(Beginning of Data listing)
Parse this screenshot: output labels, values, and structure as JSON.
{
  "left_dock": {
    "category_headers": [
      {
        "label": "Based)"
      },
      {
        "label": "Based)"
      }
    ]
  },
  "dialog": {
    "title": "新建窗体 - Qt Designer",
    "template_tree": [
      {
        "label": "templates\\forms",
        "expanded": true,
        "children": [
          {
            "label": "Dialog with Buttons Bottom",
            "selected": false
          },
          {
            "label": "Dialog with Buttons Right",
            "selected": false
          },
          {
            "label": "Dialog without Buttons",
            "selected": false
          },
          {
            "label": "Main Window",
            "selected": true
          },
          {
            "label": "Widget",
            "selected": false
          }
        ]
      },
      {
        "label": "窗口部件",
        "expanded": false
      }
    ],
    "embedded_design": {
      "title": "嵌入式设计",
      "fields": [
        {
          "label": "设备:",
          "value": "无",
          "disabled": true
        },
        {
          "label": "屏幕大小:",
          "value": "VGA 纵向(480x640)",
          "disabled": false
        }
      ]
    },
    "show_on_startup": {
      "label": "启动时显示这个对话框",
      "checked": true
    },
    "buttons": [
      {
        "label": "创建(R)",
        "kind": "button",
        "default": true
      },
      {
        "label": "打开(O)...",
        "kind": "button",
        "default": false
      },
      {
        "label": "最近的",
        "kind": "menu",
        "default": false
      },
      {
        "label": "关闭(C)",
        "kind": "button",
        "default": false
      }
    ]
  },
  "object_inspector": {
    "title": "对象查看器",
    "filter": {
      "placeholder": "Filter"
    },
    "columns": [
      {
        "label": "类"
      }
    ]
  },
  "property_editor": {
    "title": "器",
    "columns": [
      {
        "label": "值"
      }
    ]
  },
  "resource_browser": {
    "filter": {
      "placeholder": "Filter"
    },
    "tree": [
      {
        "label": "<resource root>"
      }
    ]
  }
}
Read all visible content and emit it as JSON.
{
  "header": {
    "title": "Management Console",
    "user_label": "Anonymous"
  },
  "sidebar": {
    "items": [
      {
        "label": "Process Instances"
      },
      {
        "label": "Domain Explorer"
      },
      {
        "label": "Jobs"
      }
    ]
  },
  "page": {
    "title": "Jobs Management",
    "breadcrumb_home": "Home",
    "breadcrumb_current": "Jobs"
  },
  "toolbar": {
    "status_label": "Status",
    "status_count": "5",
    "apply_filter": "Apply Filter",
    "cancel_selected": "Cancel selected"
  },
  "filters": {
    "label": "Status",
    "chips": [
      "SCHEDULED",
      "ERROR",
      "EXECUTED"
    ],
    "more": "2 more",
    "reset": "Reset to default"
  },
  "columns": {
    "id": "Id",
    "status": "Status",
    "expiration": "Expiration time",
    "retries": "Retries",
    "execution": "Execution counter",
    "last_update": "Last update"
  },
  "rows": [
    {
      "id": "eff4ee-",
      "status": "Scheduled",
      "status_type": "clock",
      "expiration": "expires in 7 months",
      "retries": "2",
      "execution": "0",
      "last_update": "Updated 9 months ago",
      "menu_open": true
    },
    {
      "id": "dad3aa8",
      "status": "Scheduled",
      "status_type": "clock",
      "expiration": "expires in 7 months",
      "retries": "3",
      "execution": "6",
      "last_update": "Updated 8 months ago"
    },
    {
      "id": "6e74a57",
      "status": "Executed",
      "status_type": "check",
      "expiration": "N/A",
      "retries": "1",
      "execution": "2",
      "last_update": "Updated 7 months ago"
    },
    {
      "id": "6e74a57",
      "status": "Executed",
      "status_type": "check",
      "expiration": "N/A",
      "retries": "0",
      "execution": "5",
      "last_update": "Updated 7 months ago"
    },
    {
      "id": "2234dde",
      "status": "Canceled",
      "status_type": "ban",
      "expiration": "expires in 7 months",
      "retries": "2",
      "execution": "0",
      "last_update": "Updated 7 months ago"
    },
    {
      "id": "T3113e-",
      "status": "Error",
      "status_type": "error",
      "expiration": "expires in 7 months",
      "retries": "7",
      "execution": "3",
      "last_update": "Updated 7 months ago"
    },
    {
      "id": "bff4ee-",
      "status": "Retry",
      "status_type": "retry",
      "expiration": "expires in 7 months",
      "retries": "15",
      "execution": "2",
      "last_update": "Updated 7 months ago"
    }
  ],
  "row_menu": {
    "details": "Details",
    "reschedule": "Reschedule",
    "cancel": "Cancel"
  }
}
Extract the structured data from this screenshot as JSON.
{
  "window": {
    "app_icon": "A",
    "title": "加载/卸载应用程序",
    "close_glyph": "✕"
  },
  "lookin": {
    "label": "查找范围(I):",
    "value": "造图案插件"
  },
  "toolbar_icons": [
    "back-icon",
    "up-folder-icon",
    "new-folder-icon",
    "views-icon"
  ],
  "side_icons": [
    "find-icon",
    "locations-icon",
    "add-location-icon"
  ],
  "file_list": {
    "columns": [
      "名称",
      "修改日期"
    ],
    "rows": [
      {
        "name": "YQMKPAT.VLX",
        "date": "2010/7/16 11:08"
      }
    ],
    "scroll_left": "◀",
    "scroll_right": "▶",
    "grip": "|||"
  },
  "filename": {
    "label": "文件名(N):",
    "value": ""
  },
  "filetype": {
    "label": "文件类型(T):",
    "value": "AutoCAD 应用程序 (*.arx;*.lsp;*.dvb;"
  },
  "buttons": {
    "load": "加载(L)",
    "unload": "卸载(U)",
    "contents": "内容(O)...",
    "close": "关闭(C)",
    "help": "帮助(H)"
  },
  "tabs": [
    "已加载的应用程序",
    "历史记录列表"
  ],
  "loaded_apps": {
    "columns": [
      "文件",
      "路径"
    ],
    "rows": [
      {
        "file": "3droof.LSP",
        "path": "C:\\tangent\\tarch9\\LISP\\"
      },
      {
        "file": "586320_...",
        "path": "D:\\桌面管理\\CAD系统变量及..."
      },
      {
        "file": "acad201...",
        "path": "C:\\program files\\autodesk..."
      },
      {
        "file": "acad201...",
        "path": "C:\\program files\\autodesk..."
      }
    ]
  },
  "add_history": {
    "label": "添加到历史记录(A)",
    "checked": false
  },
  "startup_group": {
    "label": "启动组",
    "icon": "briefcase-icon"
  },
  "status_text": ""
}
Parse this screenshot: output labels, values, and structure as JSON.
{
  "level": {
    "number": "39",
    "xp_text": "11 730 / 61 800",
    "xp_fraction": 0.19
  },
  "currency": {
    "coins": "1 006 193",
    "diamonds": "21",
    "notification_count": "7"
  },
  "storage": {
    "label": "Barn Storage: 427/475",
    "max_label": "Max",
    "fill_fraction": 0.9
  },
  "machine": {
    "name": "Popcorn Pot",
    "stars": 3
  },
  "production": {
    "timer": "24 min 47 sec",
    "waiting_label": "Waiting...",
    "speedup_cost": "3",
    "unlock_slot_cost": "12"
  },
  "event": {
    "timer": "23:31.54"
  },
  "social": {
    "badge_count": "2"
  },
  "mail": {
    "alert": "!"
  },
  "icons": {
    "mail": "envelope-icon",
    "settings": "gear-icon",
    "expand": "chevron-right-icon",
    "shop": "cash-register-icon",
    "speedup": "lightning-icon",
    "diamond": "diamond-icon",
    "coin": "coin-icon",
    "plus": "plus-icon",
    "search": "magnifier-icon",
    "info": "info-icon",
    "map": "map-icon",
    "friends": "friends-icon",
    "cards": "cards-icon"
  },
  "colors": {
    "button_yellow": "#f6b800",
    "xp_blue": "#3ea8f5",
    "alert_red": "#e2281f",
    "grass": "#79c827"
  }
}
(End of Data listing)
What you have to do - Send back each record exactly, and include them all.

Response to this exercise -
Parse this screenshot: output labels, values, and structure as JSON.
{
  "left_dock": {
    "category_headers": [
      {
        "label": "Based)"
      },
      {
        "label": "Based)"
      }
    ]
  },
  "dialog": {
    "title": "新建窗体 - Qt Designer",
    "template_tree": [
      {
        "label": "templates\\forms",
        "expanded": true,
        "children": [
          {
            "label": "Dialog with Buttons Bottom",
            "selected": false
          },
          {
            "label": "Dialog with Buttons Right",
            "selected": false
          },
          {
            "label": "Dialog without Buttons",
            "selected": false
          },
          {
            "label": "Main Window",
            "selected": true
          },
          {
            "label": "Widget",
            "selected": false
          }
        ]
      },
      {
        "label": "窗口部件",
        "expanded": false
      }
    ],
    "embedded_design": {
      "title": "嵌入式设计",
      "fields": [
        {
          "label": "设备:",
          "value": "无",
          "disabled": true
        },
        {
          "label": "屏幕大小:",
          "value": "VGA 纵向(480x640)",
          "disabled": false
        }
      ]
    },
    "show_on_startup": {
      "label": "启动时显示这个对话框",
      "checked": true
    },
    "buttons": [
      {
        "label": "创建(R)",
        "kind": "button",
        "default": true
      },
      {
        "label": "打开(O)...",
        "kind": "button",
        "default": false
      },
      {
        "label": "最近的",
        "kind": "menu",
        "default": false
      },
      {
        "label": "关闭(C)",
        "kind": "button",
        "default": false
      }
    ]
  },
  "object_inspector": {
    "title": "对象查看器",
    "filter": {
      "placeholder": "Filter"
    },
    "columns": [
      {
        "label": "类"
      }
    ]
  },
  "property_editor": {
    "title": "器",
    "columns": [
      {
        "label": "值"
      }
    ]
  },
  "resource_browser": {
    "filter": {
      "placeholder": "Filter"
    },
    "tree": [
      {
        "label": "<resource root>"
      }
    ]
  }
}
Read all visible content and emit it as JSON.
{
  "header": {
    "title": "Management Console",
    "user_label": "Anonymous"
  },
  "sidebar": {
    "items": [
      {
        "label": "Process Instances"
      },
      {
        "label": "Domain Explorer"
      },
      {
        "label": "Jobs"
      }
    ]
  },
  "page": {
    "title": "Jobs Management",
    "breadcrumb_home": "Home",
    "breadcrumb_current": "Jobs"
  },
  "toolbar": {
    "status_label": "Status",
    "status_count": "5",
    "apply_filter": "Apply Filter",
    "cancel_selected": "Cancel selected"
  },
  "filters": {
    "label": "Status",
    "chips": [
      "SCHEDULED",
      "ERROR",
      "EXECUTED"
    ],
    "more": "2 more",
    "reset": "Reset to default"
  },
  "columns": {
    "id": "Id",
    "status": "Status",
    "expiration": "Expiration time",
    "retries": "Retries",
    "execution": "Execution counter",
    "last_update": "Last update"
  },
  "rows": [
    {
      "id": "eff4ee-",
      "status": "Scheduled",
      "status_type": "clock",
      "expiration": "expires in 7 months",
      "retries": "2",
      "execution": "0",
      "last_update": "Updated 9 months ago",
      "menu_open": true
    },
    {
      "id": "dad3aa8",
      "status": "Scheduled",
      "status_type": "clock",
      "expiration": "expires in 7 months",
      "retries": "3",
      "execution": "6",
      "last_update": "Updated 8 months ago"
    },
    {
      "id": "6e74a57",
      "status": "Executed",
      "status_type": "check",
      "expiration": "N/A",
      "retries": "1",
      "execution": "2",
      "last_update": "Updated 7 months ago"
    },
    {
      "id": "6e74a57",
      "status": "Executed",
      "status_type": "check",
      "expiration": "N/A",
      "retries": "0",
      "execution": "5",
      "last_update": "Updated 7 months ago"
    },
    {
      "id": "2234dde",
      "status": "Canceled",
      "status_type": "ban",
      "expiration": "expires in 7 months",
      "retries": "2",
      "execution": "0",
      "last_update": "Updated 7 months ago"
    },
    {
      "id": "T3113e-",
      "status": "Error",
      "status_type": "error",
      "expiration": "expires in 7 months",
      "retries": "7",
      "execution": "3",
      "last_update": "Updated 7 months ago"
    },
    {
      "id": "bff4ee-",
      "status": "Retry",
      "status_type": "retry",
      "expiration": "expires in 7 months",
      "retries": "15",
      "execution": "2",
      "last_update": "Updated 7 months ago"
    }
  ],
  "row_menu": {
    "details": "Details",
    "reschedule": "Reschedule",
    "cancel": "Cancel"
  }
}
Extract the structured data from this screenshot as JSON.
{
  "window": {
    "app_icon": "A",
    "title": "加载/卸载应用程序",
    "close_glyph": "✕"
  },
  "lookin": {
    "label": "查找范围(I):",
    "value": "造图案插件"
  },
  "toolbar_icons": [
    "back-icon",
    "up-folder-icon",
    "new-folder-icon",
    "views-icon"
  ],
  "side_icons": [
    "find-icon",
    "locations-icon",
    "add-location-icon"
  ],
  "file_list": {
    "columns": [
      "名称",
      "修改日期"
    ],
    "rows": [
      {
        "name": "YQMKPAT.VLX",
        "date": "2010/7/16 11:08"
      }
    ],
    "scroll_left": "◀",
    "scroll_right": "▶",
    "grip": "|||"
  },
  "filename": {
    "label": "文件名(N):",
    "value": ""
  },
  "filetype": {
    "label": "文件类型(T):",
    "value": "AutoCAD 应用程序 (*.arx;*.lsp;*.dvb;"
  },
  "buttons": {
    "load": "加载(L)",
    "unload": "卸载(U)",
    "contents": "内容(O)...",
    "close": "关闭(C)",
    "help": "帮助(H)"
  },
  "tabs": [
    "已加载的应用程序",
    "历史记录列表"
  ],
  "loaded_apps": {
    "columns": [
      "文件",
      "路径"
    ],
    "rows": [
      {
        "file": "3droof.LSP",
        "path": "C:\\tangent\\tarch9\\LISP\\"
      },
      {
        "file": "586320_...",
        "path": "D:\\桌面管理\\CAD系统变量及..."
      },
      {
        "file": "acad201...",
        "path": "C:\\program files\\autodesk..."
      },
      {
        "file": "acad201...",
        "path": "C:\\program files\\autodesk..."
      }
    ]
  },
  "add_history": {
    "label": "添加到历史记录(A)",
    "checked": false
  },
  "startup_group": {
    "label": "启动组",
    "icon": "briefcase-icon"
  },
  "status_text": ""
}
Parse this screenshot: output labels, values, and structure as JSON.
{
  "level": {
    "number": "39",
    "xp_text": "11 730 / 61 800",
    "xp_fraction": 0.19
  },
  "currency": {
    "coins": "1 006 193",
    "diamonds": "21",
    "notification_count": "7"
  },
  "storage": {
    "label": "Barn Storage: 427/475",
    "max_label": "Max",
    "fill_fraction": 0.9
  },
  "machine": {
    "name": "Popcorn Pot",
    "stars": 3
  },
  "production": {
    "timer": "24 min 47 sec",
    "waiting_label": "Waiting...",
    "speedup_cost": "3",
    "unlock_slot_cost": "12"
  },
  "event": {
    "timer": "23:31.54"
  },
  "social": {
    "badge_count": "2"
  },
  "mail": {
    "alert": "!"
  },
  "icons": {
    "mail": "envelope-icon",
    "settings": "gear-icon",
    "expand": "chevron-right-icon",
    "shop": "cash-register-icon",
    "speedup": "lightning-icon",
    "diamond": "diamond-icon",
    "coin": "coin-icon",
    "plus": "plus-icon",
    "search": "magnifier-icon",
    "info": "info-icon",
    "map": "map-icon",
    "friends": "friends-icon",
    "cards": "cards-icon"
  },
  "colors": {
    "button_yellow": "#f6b800",
    "xp_blue": "#3ea8f5",
    "alert_red": "#e2281f",
    "grass": "#79c827"
  }
}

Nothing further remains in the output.